| Task goal |
In the data below, find each line carrying the string "structure" and copy it out.

| Supplied records |
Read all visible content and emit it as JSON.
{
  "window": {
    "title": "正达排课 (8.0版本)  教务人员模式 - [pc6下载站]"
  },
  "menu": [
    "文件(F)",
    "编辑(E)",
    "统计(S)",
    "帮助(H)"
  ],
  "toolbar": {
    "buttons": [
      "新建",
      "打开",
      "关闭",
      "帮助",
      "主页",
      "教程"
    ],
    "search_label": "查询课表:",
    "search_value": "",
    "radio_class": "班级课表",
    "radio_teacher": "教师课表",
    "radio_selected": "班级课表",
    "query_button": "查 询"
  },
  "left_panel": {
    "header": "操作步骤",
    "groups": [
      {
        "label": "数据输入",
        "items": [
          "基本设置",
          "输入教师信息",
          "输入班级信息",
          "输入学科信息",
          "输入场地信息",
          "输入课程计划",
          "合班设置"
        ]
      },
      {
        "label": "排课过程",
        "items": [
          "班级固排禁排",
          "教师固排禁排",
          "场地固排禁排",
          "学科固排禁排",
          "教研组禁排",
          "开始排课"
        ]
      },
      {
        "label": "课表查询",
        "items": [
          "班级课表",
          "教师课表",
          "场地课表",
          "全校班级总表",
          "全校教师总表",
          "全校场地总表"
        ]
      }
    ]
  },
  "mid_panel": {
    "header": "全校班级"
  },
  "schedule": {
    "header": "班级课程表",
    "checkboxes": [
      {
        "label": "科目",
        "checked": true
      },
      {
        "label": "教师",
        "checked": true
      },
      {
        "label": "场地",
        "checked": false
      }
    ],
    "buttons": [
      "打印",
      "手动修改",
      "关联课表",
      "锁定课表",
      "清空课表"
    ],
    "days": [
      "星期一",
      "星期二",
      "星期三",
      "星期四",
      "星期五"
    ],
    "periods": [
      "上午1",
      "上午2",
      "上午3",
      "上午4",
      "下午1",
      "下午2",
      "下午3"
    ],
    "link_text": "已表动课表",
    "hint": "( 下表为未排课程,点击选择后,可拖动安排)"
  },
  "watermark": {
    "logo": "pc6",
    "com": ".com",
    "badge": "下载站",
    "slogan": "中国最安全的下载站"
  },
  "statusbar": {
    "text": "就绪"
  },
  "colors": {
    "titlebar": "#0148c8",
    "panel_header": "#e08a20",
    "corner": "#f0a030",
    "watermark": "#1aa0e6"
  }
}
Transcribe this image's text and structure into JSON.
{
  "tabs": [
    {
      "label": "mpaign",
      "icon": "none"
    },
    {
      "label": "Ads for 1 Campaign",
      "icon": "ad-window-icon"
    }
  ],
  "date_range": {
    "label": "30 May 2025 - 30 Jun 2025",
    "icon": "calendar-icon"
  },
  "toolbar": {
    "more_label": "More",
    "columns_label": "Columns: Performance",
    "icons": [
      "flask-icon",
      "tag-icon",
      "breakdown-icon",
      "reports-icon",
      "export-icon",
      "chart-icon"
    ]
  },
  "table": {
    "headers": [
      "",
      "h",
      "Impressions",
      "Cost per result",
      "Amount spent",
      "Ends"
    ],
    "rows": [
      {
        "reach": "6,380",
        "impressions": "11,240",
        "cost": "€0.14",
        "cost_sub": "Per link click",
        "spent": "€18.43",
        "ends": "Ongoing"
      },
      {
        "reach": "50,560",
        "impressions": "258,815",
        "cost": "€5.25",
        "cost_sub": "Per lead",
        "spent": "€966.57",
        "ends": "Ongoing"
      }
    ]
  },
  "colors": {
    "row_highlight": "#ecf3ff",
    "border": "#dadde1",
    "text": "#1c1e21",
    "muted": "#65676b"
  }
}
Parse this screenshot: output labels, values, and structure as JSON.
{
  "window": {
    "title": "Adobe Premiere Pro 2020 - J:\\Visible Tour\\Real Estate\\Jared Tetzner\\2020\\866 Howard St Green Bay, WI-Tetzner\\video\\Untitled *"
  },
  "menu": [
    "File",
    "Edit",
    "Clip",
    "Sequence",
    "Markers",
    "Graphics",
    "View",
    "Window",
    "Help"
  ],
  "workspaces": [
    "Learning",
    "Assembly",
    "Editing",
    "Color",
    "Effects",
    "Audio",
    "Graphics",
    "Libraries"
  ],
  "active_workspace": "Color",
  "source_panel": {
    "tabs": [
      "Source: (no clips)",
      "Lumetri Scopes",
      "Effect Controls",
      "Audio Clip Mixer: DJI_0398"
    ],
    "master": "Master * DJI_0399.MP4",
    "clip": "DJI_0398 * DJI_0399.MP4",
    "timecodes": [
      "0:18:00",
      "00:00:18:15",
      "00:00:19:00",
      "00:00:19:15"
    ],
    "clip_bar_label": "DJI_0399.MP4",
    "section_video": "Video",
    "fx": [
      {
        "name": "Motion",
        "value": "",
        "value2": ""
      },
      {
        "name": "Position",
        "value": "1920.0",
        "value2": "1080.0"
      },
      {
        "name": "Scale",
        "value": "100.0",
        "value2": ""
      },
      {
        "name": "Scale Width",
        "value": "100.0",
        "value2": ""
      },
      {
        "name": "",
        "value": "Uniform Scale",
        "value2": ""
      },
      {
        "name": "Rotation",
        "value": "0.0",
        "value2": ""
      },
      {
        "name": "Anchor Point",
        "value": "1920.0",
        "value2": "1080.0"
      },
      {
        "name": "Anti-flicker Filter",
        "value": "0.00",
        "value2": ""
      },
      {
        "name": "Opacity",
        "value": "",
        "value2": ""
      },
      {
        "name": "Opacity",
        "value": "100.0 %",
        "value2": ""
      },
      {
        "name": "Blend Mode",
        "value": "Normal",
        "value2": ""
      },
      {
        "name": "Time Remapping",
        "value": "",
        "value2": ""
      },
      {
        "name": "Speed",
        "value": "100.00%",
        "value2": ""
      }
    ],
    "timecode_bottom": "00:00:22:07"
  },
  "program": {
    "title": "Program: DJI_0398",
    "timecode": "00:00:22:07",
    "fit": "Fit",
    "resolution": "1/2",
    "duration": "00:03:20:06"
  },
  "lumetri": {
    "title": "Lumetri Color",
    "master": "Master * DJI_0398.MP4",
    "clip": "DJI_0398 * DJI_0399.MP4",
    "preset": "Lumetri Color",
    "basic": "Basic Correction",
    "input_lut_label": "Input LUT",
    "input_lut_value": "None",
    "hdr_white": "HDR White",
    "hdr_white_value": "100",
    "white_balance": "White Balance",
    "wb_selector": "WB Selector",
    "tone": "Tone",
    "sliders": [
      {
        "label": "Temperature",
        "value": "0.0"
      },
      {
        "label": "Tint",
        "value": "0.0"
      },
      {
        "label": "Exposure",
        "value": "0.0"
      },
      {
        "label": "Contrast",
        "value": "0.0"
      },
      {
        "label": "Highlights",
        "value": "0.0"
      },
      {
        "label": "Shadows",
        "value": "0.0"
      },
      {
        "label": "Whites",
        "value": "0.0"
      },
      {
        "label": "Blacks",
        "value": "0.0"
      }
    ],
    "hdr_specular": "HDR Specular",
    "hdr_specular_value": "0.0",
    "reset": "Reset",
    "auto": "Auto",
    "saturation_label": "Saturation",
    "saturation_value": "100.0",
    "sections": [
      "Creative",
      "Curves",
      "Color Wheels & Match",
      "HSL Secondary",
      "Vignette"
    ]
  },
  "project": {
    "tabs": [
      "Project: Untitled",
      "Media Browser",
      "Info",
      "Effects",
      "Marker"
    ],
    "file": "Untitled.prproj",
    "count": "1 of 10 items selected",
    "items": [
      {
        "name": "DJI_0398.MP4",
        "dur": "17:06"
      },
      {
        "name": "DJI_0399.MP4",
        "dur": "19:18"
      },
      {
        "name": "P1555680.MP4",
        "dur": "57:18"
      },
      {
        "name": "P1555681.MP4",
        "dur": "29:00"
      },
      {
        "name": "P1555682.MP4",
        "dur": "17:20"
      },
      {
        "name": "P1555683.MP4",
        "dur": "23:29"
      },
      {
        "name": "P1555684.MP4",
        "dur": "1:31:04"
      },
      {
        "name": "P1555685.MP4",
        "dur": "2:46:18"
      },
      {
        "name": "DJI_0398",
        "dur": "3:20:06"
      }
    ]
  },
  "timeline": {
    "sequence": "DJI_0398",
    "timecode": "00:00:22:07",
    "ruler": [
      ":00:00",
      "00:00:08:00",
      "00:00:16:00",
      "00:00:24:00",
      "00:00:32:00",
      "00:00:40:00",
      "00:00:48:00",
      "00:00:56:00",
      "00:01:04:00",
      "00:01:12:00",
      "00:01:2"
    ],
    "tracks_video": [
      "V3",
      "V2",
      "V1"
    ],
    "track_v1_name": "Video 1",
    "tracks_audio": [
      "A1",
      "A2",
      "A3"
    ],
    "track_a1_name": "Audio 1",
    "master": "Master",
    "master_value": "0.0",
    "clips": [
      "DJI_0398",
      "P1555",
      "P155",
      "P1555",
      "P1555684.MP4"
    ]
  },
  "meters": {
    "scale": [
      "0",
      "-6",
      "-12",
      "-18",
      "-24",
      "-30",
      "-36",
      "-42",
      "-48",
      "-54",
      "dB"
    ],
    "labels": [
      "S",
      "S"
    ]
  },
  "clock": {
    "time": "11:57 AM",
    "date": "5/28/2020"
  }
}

| Exercise response |
Transcribe this image's text and structure into JSON.
Parse this screenshot: output labels, values, and structure as JSON.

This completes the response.